→ TASK TO COMPLETE:
Retype each entry. Leave nothing out.

→ GIVEN DATA:
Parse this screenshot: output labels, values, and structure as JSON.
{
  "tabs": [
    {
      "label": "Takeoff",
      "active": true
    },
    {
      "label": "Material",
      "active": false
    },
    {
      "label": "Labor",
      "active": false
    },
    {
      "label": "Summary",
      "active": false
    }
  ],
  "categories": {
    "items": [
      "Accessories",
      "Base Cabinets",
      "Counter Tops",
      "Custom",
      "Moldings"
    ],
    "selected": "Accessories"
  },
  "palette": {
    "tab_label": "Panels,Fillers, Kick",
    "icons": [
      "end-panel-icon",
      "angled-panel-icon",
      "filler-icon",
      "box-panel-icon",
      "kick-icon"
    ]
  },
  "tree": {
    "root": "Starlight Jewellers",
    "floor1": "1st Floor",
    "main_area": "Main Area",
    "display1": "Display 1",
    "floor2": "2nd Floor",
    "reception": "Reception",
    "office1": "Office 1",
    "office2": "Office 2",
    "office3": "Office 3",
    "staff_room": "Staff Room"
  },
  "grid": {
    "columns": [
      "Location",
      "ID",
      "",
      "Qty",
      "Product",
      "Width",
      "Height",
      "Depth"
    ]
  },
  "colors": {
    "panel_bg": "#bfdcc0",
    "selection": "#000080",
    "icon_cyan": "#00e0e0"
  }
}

→ SOLVED EXERCISE:
Parse this screenshot: output labels, values, and structure as JSON.
{
  "tabs": [
    {
      "label": "Takeoff",
      "active": true
    },
    {
      "label": "Material",
      "active": false
    },
    {
      "label": "Labor",
      "active": false
    },
    {
      "label": "Summary",
      "active": false
    }
  ],
  "categories": {
    "items": [
      "Accessories",
      "Base Cabinets",
      "Counter Tops",
      "Custom",
      "Moldings"
    ],
    "selected": "Accessories"
  },
  "palette": {
    "tab_label": "Panels,Fillers, Kick",
    "icons": [
      "end-panel-icon",
      "angled-panel-icon",
      "filler-icon",
      "box-panel-icon",
      "kick-icon"
    ]
  },
  "tree": {
    "root": "Starlight Jewellers",
    "floor1": "1st Floor",
    "main_area": "Main Area",
    "display1": "Display 1",
    "floor2": "2nd Floor",
    "reception": "Reception",
    "office1": "Office 1",
    "office2": "Office 2",
    "office3": "Office 3",
    "staff_room": "Staff Room"
  },
  "grid": {
    "columns": [
      "Location",
      "ID",
      "",
      "Qty",
      "Product",
      "Width",
      "Height",
      "Depth"
    ]
  },
  "colors": {
    "panel_bg": "#bfdcc0",
    "selection": "#000080",
    "icon_cyan": "#00e0e0"
  }
}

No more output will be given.